After the glue has dried completely I drilled small holes to either sides of the tracks to accept the feeder wires. I don't rely on the conductivity of railjoiners, so I feed every piece of rail that's connected with a rail joiner. This insures that I have current on every bit of track. This is especially important when using short locomotives or where slow moves are required like on a switching layout like this one.
Then I solder the feeder wires to the outside of the rails and pull the wires tight from the underside of the baseboard.
On the underside I shorten the feeder wires and staple them to the board so they don't dangle down. To connect the feeders to the bus wire I use terminal blocks by WAGO. They are standard lighting connector for 2, 3 and 5 conducts. (WAGO SOSElectronic. This link is only for reference.
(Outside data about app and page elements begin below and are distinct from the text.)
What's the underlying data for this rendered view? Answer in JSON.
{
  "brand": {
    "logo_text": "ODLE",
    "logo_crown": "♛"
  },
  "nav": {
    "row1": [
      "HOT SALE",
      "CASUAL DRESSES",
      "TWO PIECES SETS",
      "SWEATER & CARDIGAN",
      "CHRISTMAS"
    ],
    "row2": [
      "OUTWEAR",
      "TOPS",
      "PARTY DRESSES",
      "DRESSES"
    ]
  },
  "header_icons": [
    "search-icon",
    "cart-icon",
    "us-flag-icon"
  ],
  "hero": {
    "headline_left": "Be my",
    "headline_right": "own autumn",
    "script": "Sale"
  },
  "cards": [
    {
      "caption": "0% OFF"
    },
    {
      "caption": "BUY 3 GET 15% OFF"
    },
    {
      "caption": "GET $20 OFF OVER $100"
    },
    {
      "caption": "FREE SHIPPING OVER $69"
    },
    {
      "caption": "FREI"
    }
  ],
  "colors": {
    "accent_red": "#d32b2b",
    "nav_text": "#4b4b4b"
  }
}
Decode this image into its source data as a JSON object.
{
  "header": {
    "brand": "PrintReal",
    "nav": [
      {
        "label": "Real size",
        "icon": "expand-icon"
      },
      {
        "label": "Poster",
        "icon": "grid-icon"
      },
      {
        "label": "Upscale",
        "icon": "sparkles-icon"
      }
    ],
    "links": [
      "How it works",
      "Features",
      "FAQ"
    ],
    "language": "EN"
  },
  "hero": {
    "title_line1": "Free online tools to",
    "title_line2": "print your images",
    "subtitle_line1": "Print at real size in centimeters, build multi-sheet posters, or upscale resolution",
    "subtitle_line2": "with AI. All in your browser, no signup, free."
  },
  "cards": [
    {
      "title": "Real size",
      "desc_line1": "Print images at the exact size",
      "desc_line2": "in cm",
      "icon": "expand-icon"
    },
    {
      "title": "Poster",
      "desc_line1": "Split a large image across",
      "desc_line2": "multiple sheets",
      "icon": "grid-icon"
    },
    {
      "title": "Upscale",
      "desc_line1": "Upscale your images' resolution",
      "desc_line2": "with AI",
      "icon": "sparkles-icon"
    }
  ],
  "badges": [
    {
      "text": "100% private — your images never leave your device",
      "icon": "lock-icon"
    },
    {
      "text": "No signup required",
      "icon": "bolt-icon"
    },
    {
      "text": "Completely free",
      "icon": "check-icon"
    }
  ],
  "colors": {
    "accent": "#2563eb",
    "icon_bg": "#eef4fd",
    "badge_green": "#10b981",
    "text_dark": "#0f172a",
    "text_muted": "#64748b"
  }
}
I'm in no way connected to this company) A similar product should be available in your country also. I attach the terminal blocks to the wood surface of the baseboard with hot glue. The advantage here is that I may add wires or rearrange very easily by opening the clip of the respective conduct.
The power supply is fed in from the rear of the box. For reference, the brown and yellow feeders are the trackpower and the red and blue wires are 12-14 VAC current for the lights.
In an attempt to keep everthing simple, I installed Rix Products PTL (Pivoting Turnout Linkage). They are actuated by choke rods.
Before glueing the turnouts in place I drilled a 10 mm hole into the baseboard for the pivot of the linkage. Positioning of the PTL was made easy by using double sided tape to hold to the underside of the mounting pad.
The only thing to take care of is to stick the pivot with the piano wire through the hole in the switch tie correctly from underneath. The PECO turnouts have a spring installed so that the closure rails always close firmly to the stock rails. The double sided tape holds the linkage in place and may be adjusted before drilling the holes for the mounting screws.
I fabricated the choke rods from 2 mm brass tube, 1 mm brass rod and push pins. A piece of brass rod is soldered to one end of the tube, bent 45° and inserted in one of the three holes of the pivot. The tube is then pushed through the fascia and cut to size. The push pin is inserted into the tube and soldered. This is the handle for actuating the pivot and throwing the turnout.
The photo above shows the finished wiring and the turnout controls.
Stay tuned for more progress on the layout.